Exactly as written, please set down all of the entries again, with no pictures.

--- START ---

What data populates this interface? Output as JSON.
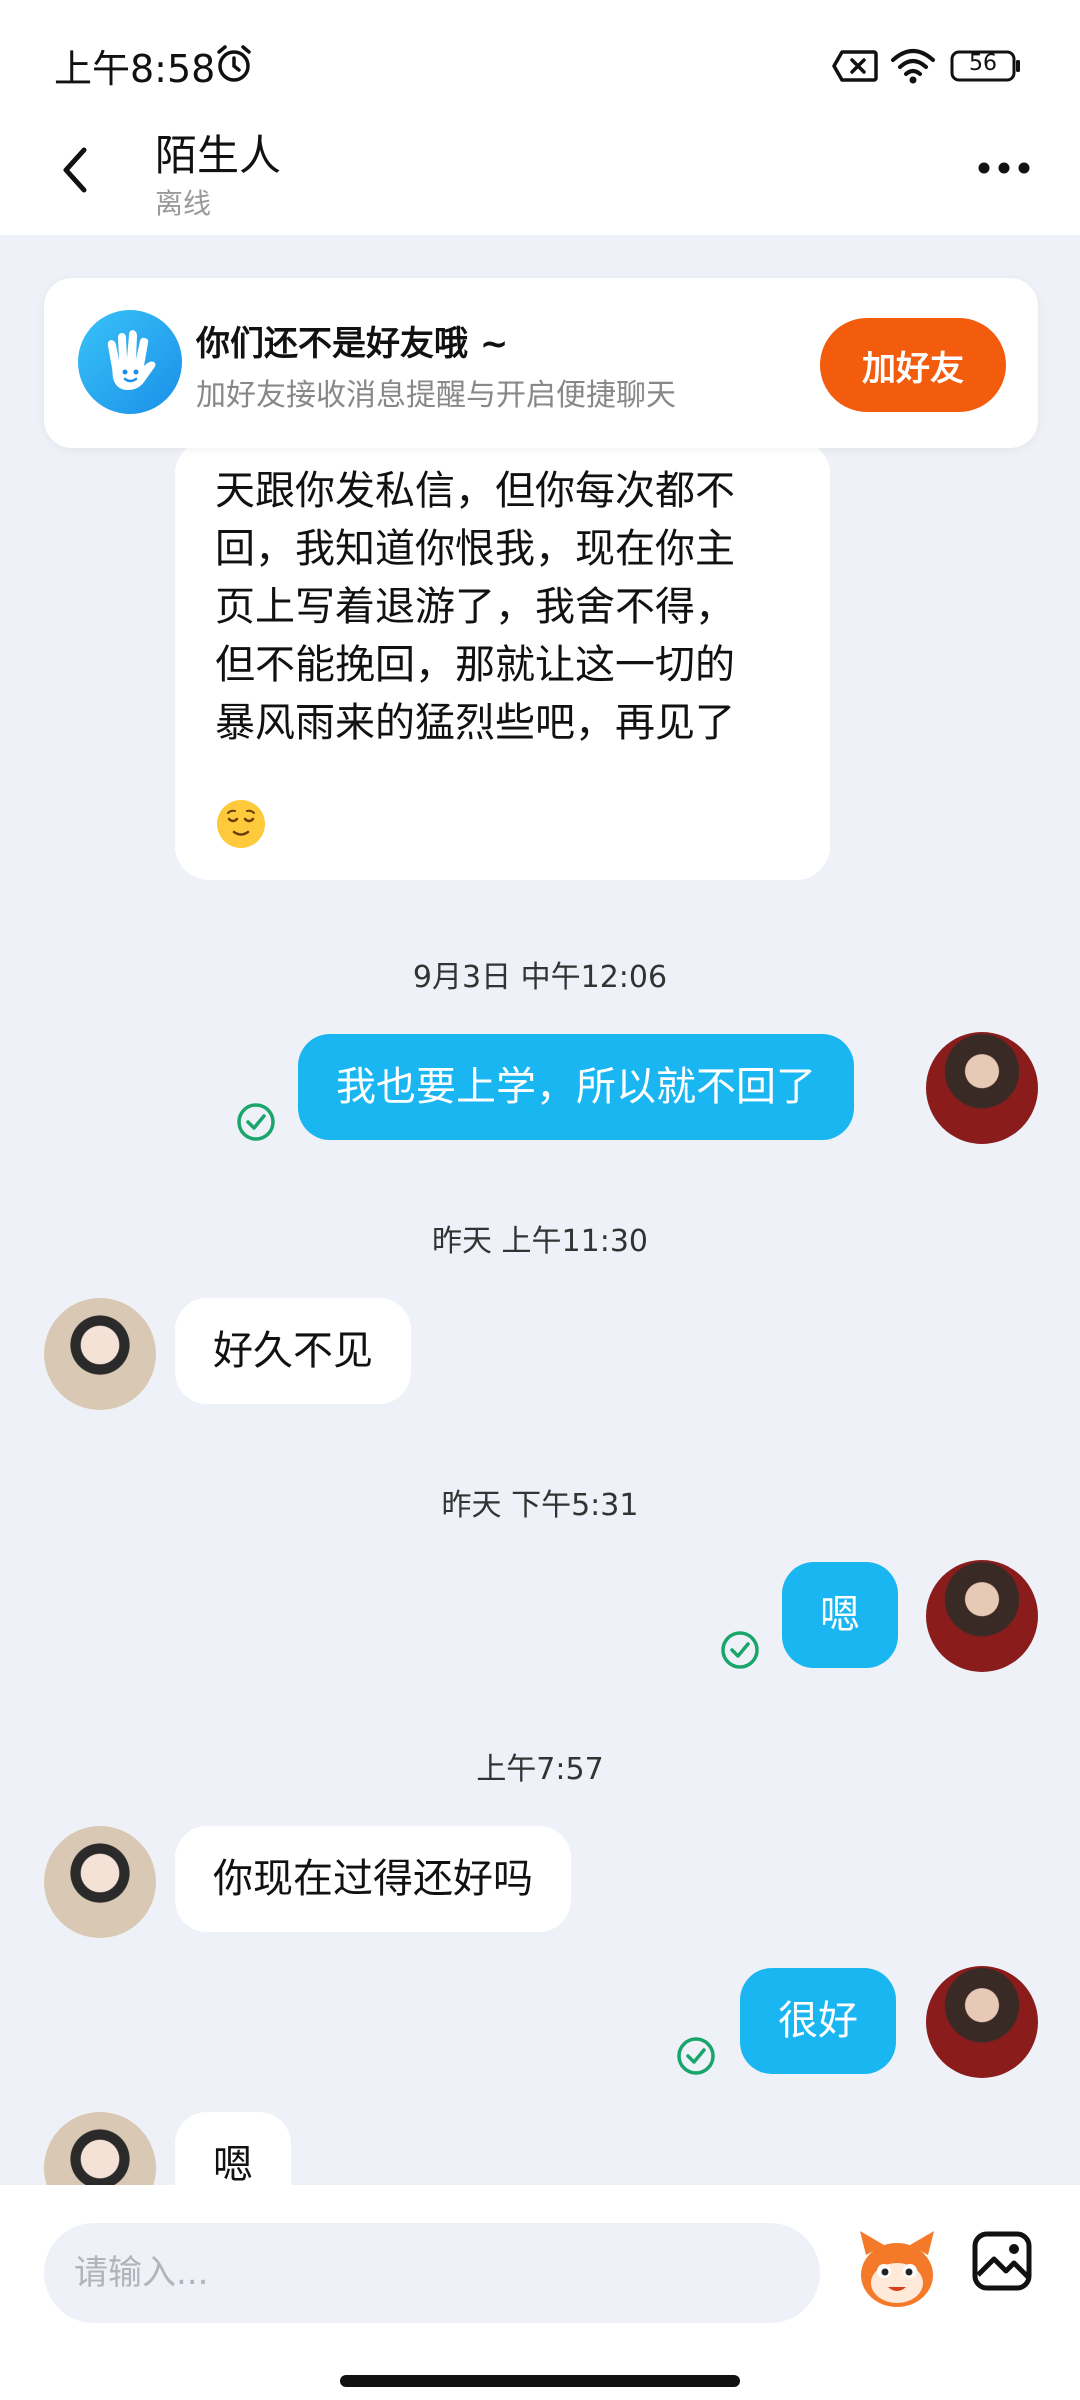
{
  "status_bar": {
    "time": "上午8:58",
    "battery_level": "56",
    "icons": [
      "alarm-icon",
      "sim-off-icon",
      "wifi-icon",
      "battery-icon"
    ]
  },
  "header": {
    "title": "陌生人",
    "subtitle": "离线",
    "back_icon": "chevron-left-icon",
    "more_icon": "more-dots-icon"
  },
  "friend_banner": {
    "title": "你们还不是好友哦 ~",
    "subtitle": "加好友接收消息提醒与开启便捷聊天",
    "button_label": "加好友",
    "icon": "hand-wave-icon"
  },
  "messages": [
    {
      "side": "left",
      "text": "天跟你发私信，但你每次都不\n回，我知道你恨我，现在你主\n页上写着退游了，我舍不得，\n但不能挽回，那就让这一切的\n暴风雨来的猛烈些吧，再见了",
      "emoji": "relieved-face-emoji"
    },
    {
      "timestamp": "9月3日 中午12:06"
    },
    {
      "side": "right",
      "text": "我也要上学，所以就不回了",
      "read": true
    },
    {
      "timestamp": "昨天 上午11:30"
    },
    {
      "side": "left",
      "text": "好久不见"
    },
    {
      "timestamp": "昨天 下午5:31"
    },
    {
      "side": "right",
      "text": "嗯",
      "read": true
    },
    {
      "timestamp": "上午7:57"
    },
    {
      "side": "left",
      "text": "你现在过得还好吗"
    },
    {
      "side": "right",
      "text": "很好",
      "read": true
    },
    {
      "side": "left",
      "text": "嗯"
    }
  ],
  "input_bar": {
    "placeholder": "请输入...",
    "value": "",
    "sticker_icon": "sticker-mascot-icon",
    "image_icon": "image-icon"
  },
  "colors": {
    "accent_blue": "#1ab6f2",
    "add_friend_orange": "#f25c0c",
    "read_green": "#1aa66a",
    "chat_background": "#eef1f7"
  }
}
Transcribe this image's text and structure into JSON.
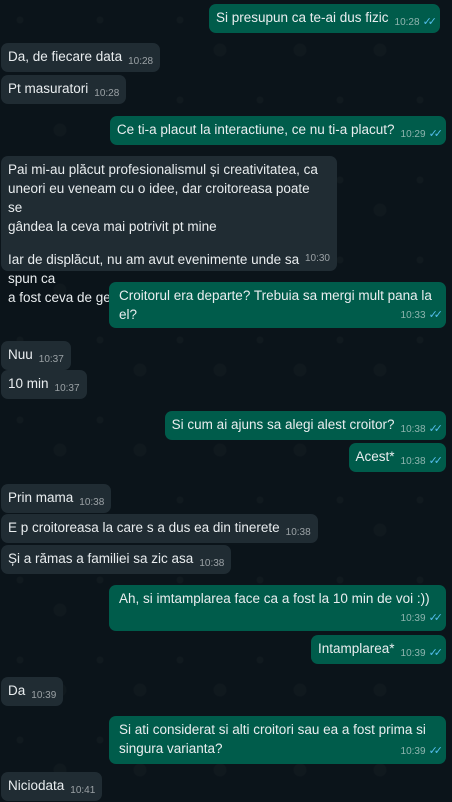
{
  "messages": [
    {
      "side": "out",
      "text": "Si presupun ca te-ai dus fizic",
      "time": "10:28",
      "read": true
    },
    {
      "side": "in",
      "text": "Da, de fiecare data",
      "time": "10:28"
    },
    {
      "side": "in",
      "text": "Pt masuratori",
      "time": "10:28"
    },
    {
      "side": "out",
      "text": "Ce ti-a placut la interactiune, ce nu ti-a placut?",
      "time": "10:29",
      "read": true
    },
    {
      "side": "in",
      "lines": [
        "Pai mi-au plăcut profesionalismul și creativitatea, ca",
        "uneori eu veneam cu o idee, dar croitoreasa poate se",
        "gândea la ceva mai potrivit pt mine",
        "",
        "Iar de displăcut, nu am avut evenimente unde sa spun ca",
        "a fost ceva de genul"
      ],
      "time": "10:30"
    },
    {
      "side": "out",
      "text": "Croitorul era departe? Trebuia sa mergi mult pana la el?",
      "time": "10:33",
      "read": true
    },
    {
      "side": "in",
      "text": "Nuu",
      "time": "10:37"
    },
    {
      "side": "in",
      "text": "10 min",
      "time": "10:37"
    },
    {
      "side": "out",
      "text": "Si cum ai ajuns sa alegi alest croitor?",
      "time": "10:38",
      "read": true
    },
    {
      "side": "out",
      "text": "Acest*",
      "time": "10:38",
      "read": true
    },
    {
      "side": "in",
      "text": "Prin mama",
      "time": "10:38"
    },
    {
      "side": "in",
      "text": "E p croitoreasa la care s a dus ea din tinerete",
      "time": "10:38"
    },
    {
      "side": "in",
      "text": "Și a rămas a familiei sa zic asa",
      "time": "10:38"
    },
    {
      "side": "out",
      "text": "Ah, si imtamplarea face ca a fost la 10 min de voi :))",
      "time": "10:39",
      "read": true
    },
    {
      "side": "out",
      "text": "Intamplarea*",
      "time": "10:39",
      "read": true
    },
    {
      "side": "in",
      "text": "Da",
      "time": "10:39"
    },
    {
      "side": "out",
      "lines": [
        "Si ati considerat si alti croitori sau ea a fost prima si",
        "singura varianta?"
      ],
      "time": "10:39",
      "read": true
    },
    {
      "side": "in",
      "text": "Niciodata",
      "time": "10:41"
    }
  ],
  "colors": {
    "background": "#0b141a",
    "incoming": "#202c33",
    "outgoing": "#005c4b",
    "read_ticks": "#53bdeb"
  },
  "icons": {
    "read_ticks": "double-check-icon"
  }
}
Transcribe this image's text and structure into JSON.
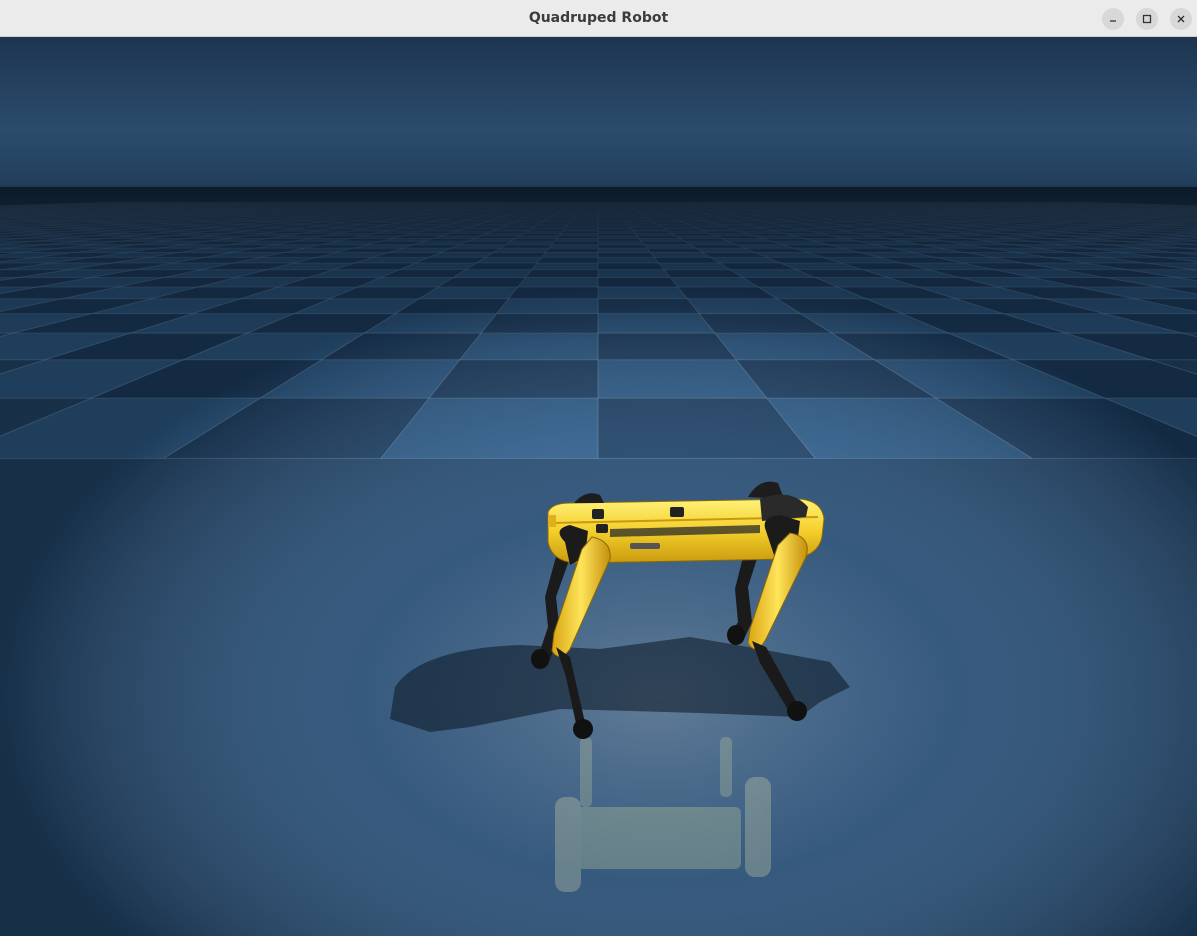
{
  "window": {
    "title": "Quadruped Robot",
    "controls": [
      "minimize",
      "maximize",
      "close"
    ]
  },
  "scene": {
    "description_type": "3d-simulation-viewport",
    "robot_color": "#f4cf2a",
    "floor_colors": [
      "#2f5f8e",
      "#1d4066",
      "#9ec2dc"
    ],
    "sky_color": "#2b4a68"
  }
}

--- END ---

**Response to the exercise**.
What data populates this interface? Output as JSON.
{
  "status_bar": {
    "time": "上午8:58",
    "battery_level": "56",
    "icons": [
      "alarm-icon",
      "sim-off-icon",
      "wifi-icon",
      "battery-icon"
    ]
  },
  "header": {
    "title": "陌生人",
    "subtitle": "离线",
    "back_icon": "chevron-left-icon",
    "more_icon": "more-dots-icon"
  },
  "friend_banner": {
    "title": "你们还不是好友哦 ~",
    "subtitle": "加好友接收消息提醒与开启便捷聊天",
    "button_label": "加好友",
    "icon": "hand-wave-icon"
  },
  "messages": [
    {
      "side": "left",
      "text": "天跟你发私信，但你每次都不\n回，我知道你恨我，现在你主\n页上写着退游了，我舍不得，\n但不能挽回，那就让这一切的\n暴风雨来的猛烈些吧，再见了",
      "emoji": "relieved-face-emoji"
    },
    {
      "timestamp": "9月3日 中午12:06"
    },
    {
      "side": "right",
      "text": "我也要上学，所以就不回了",
      "read": true
    },
    {
      "timestamp": "昨天 上午11:30"
    },
    {
      "side": "left",
      "text": "好久不见"
    },
    {
      "timestamp": "昨天 下午5:31"
    },
    {
      "side": "right",
      "text": "嗯",
      "read": true
    },
    {
      "timestamp": "上午7:57"
    },
    {
      "side": "left",
      "text": "你现在过得还好吗"
    },
    {
      "side": "right",
      "text": "很好",
      "read": true
    },
    {
      "side": "left",
      "text": "嗯"
    }
  ],
  "input_bar": {
    "placeholder": "请输入...",
    "value": "",
    "sticker_icon": "sticker-mascot-icon",
    "image_icon": "image-icon"
  },
  "colors": {
    "accent_blue": "#1ab6f2",
    "add_friend_orange": "#f25c0c",
    "read_green": "#1aa66a",
    "chat_background": "#eef1f7"
  }
}
Transcribe this image's text and structure into JSON.
{
  "messages": [
    {
      "side": "out",
      "text": "Si presupun ca te-ai dus fizic",
      "time": "10:28",
      "read": true
    },
    {
      "side": "in",
      "text": "Da, de fiecare data",
      "time": "10:28"
    },
    {
      "side": "in",
      "text": "Pt masuratori",
      "time": "10:28"
    },
    {
      "side": "out",
      "text": "Ce ti-a placut la interactiune, ce nu ti-a placut?",
      "time": "10:29",
      "read": true
    },
    {
      "side": "in",
      "lines": [
        "Pai mi-au plăcut profesionalismul și creativitatea, ca",
        "uneori eu veneam cu o idee, dar croitoreasa poate se",
        "gândea la ceva mai potrivit pt mine",
        "",
        "Iar de displăcut, nu am avut evenimente unde sa spun ca",
        "a fost ceva de genul"
      ],
      "time": "10:30"
    },
    {
      "side": "out",
      "text": "Croitorul era departe? Trebuia sa mergi mult pana la el?",
      "time": "10:33",
      "read": true
    },
    {
      "side": "in",
      "text": "Nuu",
      "time": "10:37"
    },
    {
      "side": "in",
      "text": "10 min",
      "time": "10:37"
    },
    {
      "side": "out",
      "text": "Si cum ai ajuns sa alegi alest croitor?",
      "time": "10:38",
      "read": true
    },
    {
      "side": "out",
      "text": "Acest*",
      "time": "10:38",
      "read": true
    },
    {
      "side": "in",
      "text": "Prin mama",
      "time": "10:38"
    },
    {
      "side": "in",
      "text": "E p croitoreasa la care s a dus ea din tinerete",
      "time": "10:38"
    },
    {
      "side": "in",
      "text": "Și a rămas a familiei sa zic asa",
      "time": "10:38"
    },
    {
      "side": "out",
      "text": "Ah, si imtamplarea face ca a fost la 10 min de voi :))",
      "time": "10:39",
      "read": true
    },
    {
      "side": "out",
      "text": "Intamplarea*",
      "time": "10:39",
      "read": true
    },
    {
      "side": "in",
      "text": "Da",
      "time": "10:39"
    },
    {
      "side": "out",
      "lines": [
        "Si ati considerat si alti croitori sau ea a fost prima si",
        "singura varianta?"
      ],
      "time": "10:39",
      "read": true
    },
    {
      "side": "in",
      "text": "Niciodata",
      "time": "10:41"
    }
  ],
  "colors": {
    "background": "#0b141a",
    "incoming": "#202c33",
    "outgoing": "#005c4b",
    "read_ticks": "#53bdeb"
  },
  "icons": {
    "read_ticks": "double-check-icon"
  }
}
Transcribe this image's text and structure into JSON.
{
  "window": {
    "title": "Quadruped Robot",
    "controls": [
      "minimize",
      "maximize",
      "close"
    ]
  },
  "scene": {
    "description_type": "3d-simulation-viewport",
    "robot_color": "#f4cf2a",
    "floor_colors": [
      "#2f5f8e",
      "#1d4066",
      "#9ec2dc"
    ],
    "sky_color": "#2b4a68"
  }
}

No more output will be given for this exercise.